Well it's not an OKOM review, but still can't resist posting it just in
case any reviewers out there want to borrow a few phrases from it
someday. ;-)


August 29, 2002 - New York Times

Deep-Voiced Saxophones With a Variety of Styles


      Four baritone saxophones played together can sound like organ
chords filling a church, and occasionally as played on Tuesday night by
Hamiet Bluiett and his three colleagues in Baritone Nation, they did.
But they can also sound like a riot in a cow barn, or marine life, or
ragged, distorted electric guitars.

The bread and butter of this remarkable band  which is rounded out
through Sunday at Iridium, 1650 Broadway, at 51st Street, by Kahil
El'Zabar on drums and percussion  is the rhythm-and-blues riff tune.
Mr. Bluiett and company  James Carter, Patience Higgins and Howard
Johnson  paved songs with cropped riffs, piling counterlines on top of
one another; the various saxophonists took solos that rose above the
great, wild noise.

Mr. Carter thought in quick, impulsive, octave-leaping ideas, making his
reed pop like a shotgun blast; Mr. Higgins played more elegantly,
patiently exploring separate areas of the horn.

There were rarely bridge sections; these tunes repeated themselves over
and over, and yes, that was the point. This music wasn't unlike
Mississippi hill-country blues in its simplicity and power, and with Mr.
El'Zabar's simple, loose, loud drumming, it could be connected to the
experience of listening to rock bands like the White Stripes. It was
rude, fresh and overwhelming, the kind of thing that's in short supply
even in jazz's avant-garde.

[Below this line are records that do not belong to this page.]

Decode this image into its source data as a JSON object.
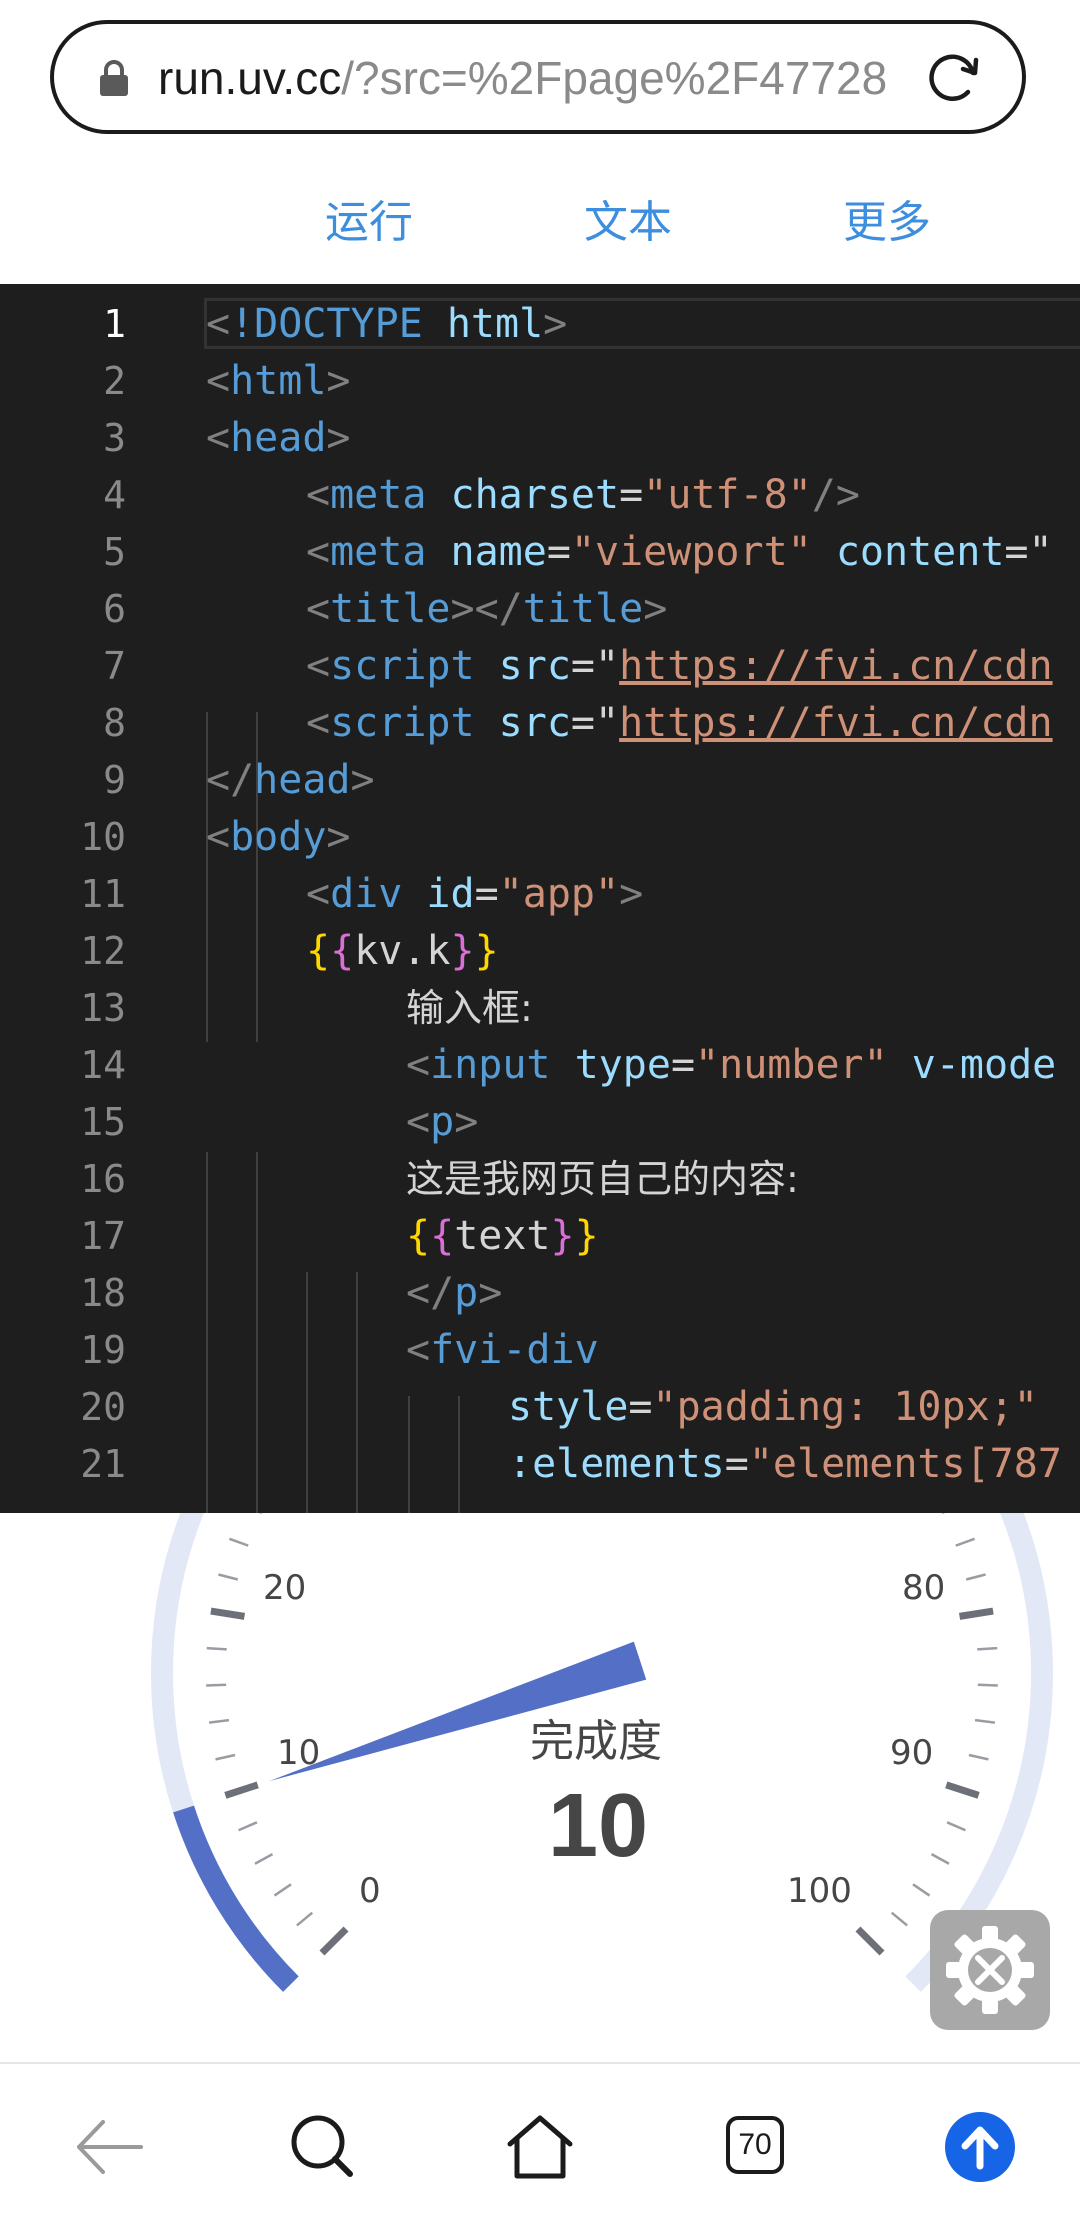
{
  "browser": {
    "url_domain": "run.uv.cc",
    "url_rest": "/?src=%2Fpage%2F47728",
    "tabs_count": "70"
  },
  "tabs": {
    "run": "运行",
    "text": "文本",
    "more": "更多"
  },
  "editor": {
    "active_line": 1,
    "lines": [
      {
        "n": "1",
        "indent": 0
      },
      {
        "n": "2",
        "indent": 0
      },
      {
        "n": "3",
        "indent": 0
      },
      {
        "n": "4",
        "indent": 1
      },
      {
        "n": "5",
        "indent": 1
      },
      {
        "n": "6",
        "indent": 1
      },
      {
        "n": "7",
        "indent": 1
      },
      {
        "n": "8",
        "indent": 1
      },
      {
        "n": "9",
        "indent": 0
      },
      {
        "n": "10",
        "indent": 0
      },
      {
        "n": "11",
        "indent": 1
      },
      {
        "n": "12",
        "indent": 1
      },
      {
        "n": "13",
        "indent": 2
      },
      {
        "n": "14",
        "indent": 2
      },
      {
        "n": "15",
        "indent": 2
      },
      {
        "n": "16",
        "indent": 2
      },
      {
        "n": "17",
        "indent": 2
      },
      {
        "n": "18",
        "indent": 2
      },
      {
        "n": "19",
        "indent": 2
      },
      {
        "n": "20",
        "indent": 3
      },
      {
        "n": "21",
        "indent": 3
      }
    ],
    "text": {
      "l1_doctype": "!DOCTYPE",
      "l1_html": " html",
      "l2_html": "html",
      "l3_head": "head",
      "meta": "meta",
      "charset": " charset",
      "utf8": "\"utf-8\"",
      "name": " name",
      "viewport": "\"viewport\"",
      "content": " content",
      "title": "title",
      "script": "script",
      "src": " src",
      "cdn_url": "https://fvi.cn/cdn",
      "body": "body",
      "div": "div",
      "id": " id",
      "app": "\"app\"",
      "kvk": "kv.k",
      "label_input": "输入框:",
      "input": "input",
      "type": " type",
      "number": "\"number\"",
      "vmodel": " v-mode",
      "p": "p",
      "own_content": "这是我网页自己的内容:",
      "text_var": "text",
      "fvidiv": "fvi-div",
      "style": "style",
      "padding": "\"padding: 10px;\"",
      "elements_attr": ":elements",
      "elements_val": "\"elements[787"
    }
  },
  "gauge": {
    "title": "完成度",
    "value": 10,
    "value_label": "10",
    "min": 0,
    "max": 100,
    "tick_labels": [
      "0",
      "10",
      "20",
      "80",
      "90",
      "100"
    ],
    "accent_color": "#5470c6",
    "track_color": "#e2e8f6"
  },
  "nav": {
    "icons": [
      "back-arrow-icon",
      "search-icon",
      "home-icon",
      "tabs-count-icon",
      "upload-icon"
    ]
  }
}
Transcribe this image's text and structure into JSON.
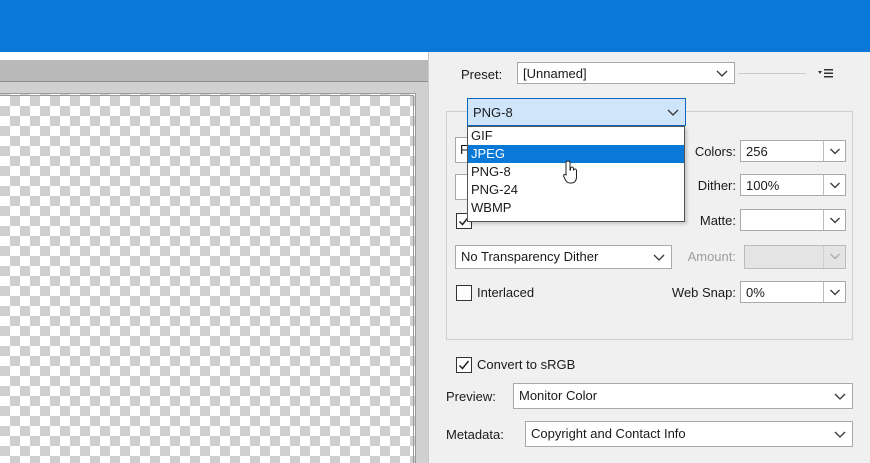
{
  "preset": {
    "label": "Preset:",
    "value": "[Unnamed]"
  },
  "format": {
    "value": "PNG-8",
    "options": [
      "GIF",
      "JPEG",
      "PNG-8",
      "PNG-24",
      "WBMP"
    ],
    "highlighted": "JPEG"
  },
  "colors": {
    "label": "Colors:",
    "value": "256"
  },
  "dither": {
    "label": "Dither:",
    "value": "100%"
  },
  "matte": {
    "label": "Matte:",
    "value": ""
  },
  "transparency": {
    "checked": true
  },
  "transparency_dither": {
    "value": "No Transparency Dither"
  },
  "amount": {
    "label": "Amount:",
    "value": ""
  },
  "interlaced": {
    "label": "Interlaced",
    "checked": false
  },
  "web_snap": {
    "label": "Web Snap:",
    "value": "0%"
  },
  "convert_srgb": {
    "label": "Convert to sRGB",
    "checked": true
  },
  "preview": {
    "label": "Preview:",
    "value": "Monitor Color"
  },
  "metadata": {
    "label": "Metadata:",
    "value": "Copyright and Contact Info"
  },
  "colors_theme": {
    "titlebar": "#0a78d7",
    "selection": "#0a78d7",
    "focus_border": "#0a66c2"
  },
  "icons": {
    "panel_menu": "panel-menu-icon",
    "cursor": "pointer-cursor-icon"
  }
}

There were a few pieces of a different sort as well. One weird, slow,
contrapuntally arranged number sounded like an Ellington ballad played
in retrograde; it was ugly but fascinating. For another, "Down Under,"
the horn players switched to bass clarinets (with Mr. Bluiett playing a
larger contra alto clarinet and Mr. Carter playing a huge contrabass

This tune had no melodic riff to pin itself on. Rhythm alone drove it,
and the players experimented with texture. Mr. Carter, who always
gravitates to extreme reaches of his instrument, was right at home: he
dove to the bottom, making the lowest clarinetlike sounds imaginable, so
low that they seemed less like musical pitches than a giant tree
groaning before it falls.